ACTIVITY:
For each line below, return an exact copy.

Items from an interface collection:
● ● ● ●

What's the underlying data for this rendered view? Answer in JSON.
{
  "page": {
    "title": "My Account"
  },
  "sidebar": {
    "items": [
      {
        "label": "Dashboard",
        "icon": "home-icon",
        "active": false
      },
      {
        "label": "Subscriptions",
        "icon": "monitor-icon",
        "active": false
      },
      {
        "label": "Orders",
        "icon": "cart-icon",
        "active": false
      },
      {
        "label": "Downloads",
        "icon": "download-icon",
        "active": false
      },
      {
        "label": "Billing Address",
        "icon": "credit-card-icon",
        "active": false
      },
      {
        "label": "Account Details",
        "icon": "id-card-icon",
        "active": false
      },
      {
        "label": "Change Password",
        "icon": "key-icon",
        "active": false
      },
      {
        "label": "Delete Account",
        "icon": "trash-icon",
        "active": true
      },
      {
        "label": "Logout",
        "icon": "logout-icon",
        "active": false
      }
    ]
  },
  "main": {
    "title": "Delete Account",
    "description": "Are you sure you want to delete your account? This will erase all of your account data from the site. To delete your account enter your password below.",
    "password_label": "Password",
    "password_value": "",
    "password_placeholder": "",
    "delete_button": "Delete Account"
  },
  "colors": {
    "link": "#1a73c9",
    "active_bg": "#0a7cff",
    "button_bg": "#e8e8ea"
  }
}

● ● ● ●

TASK OUTPUT:
What's the underlying data for this rendered view? Answer in JSON.
{
  "page": {
    "title": "My Account"
  },
  "sidebar": {
    "items": [
      {
        "label": "Dashboard",
        "icon": "home-icon",
        "active": false
      },
      {
        "label": "Subscriptions",
        "icon": "monitor-icon",
        "active": false
      },
      {
        "label": "Orders",
        "icon": "cart-icon",
        "active": false
      },
      {
        "label": "Downloads",
        "icon": "download-icon",
        "active": false
      },
      {
        "label": "Billing Address",
        "icon": "credit-card-icon",
        "active": false
      },
      {
        "label": "Account Details",
        "icon": "id-card-icon",
        "active": false
      },
      {
        "label": "Change Password",
        "icon": "key-icon",
        "active": false
      },
      {
        "label": "Delete Account",
        "icon": "trash-icon",
        "active": true
      },
      {
        "label": "Logout",
        "icon": "logout-icon",
        "active": false
      }
    ]
  },
  "main": {
    "title": "Delete Account",
    "description": "Are you sure you want to delete your account? This will erase all of your account data from the site. To delete your account enter your password below.",
    "password_label": "Password",
    "password_value": "",
    "password_placeholder": "",
    "delete_button": "Delete Account"
  },
  "colors": {
    "link": "#1a73c9",
    "active_bg": "#0a7cff",
    "button_bg": "#e8e8ea"
  }
}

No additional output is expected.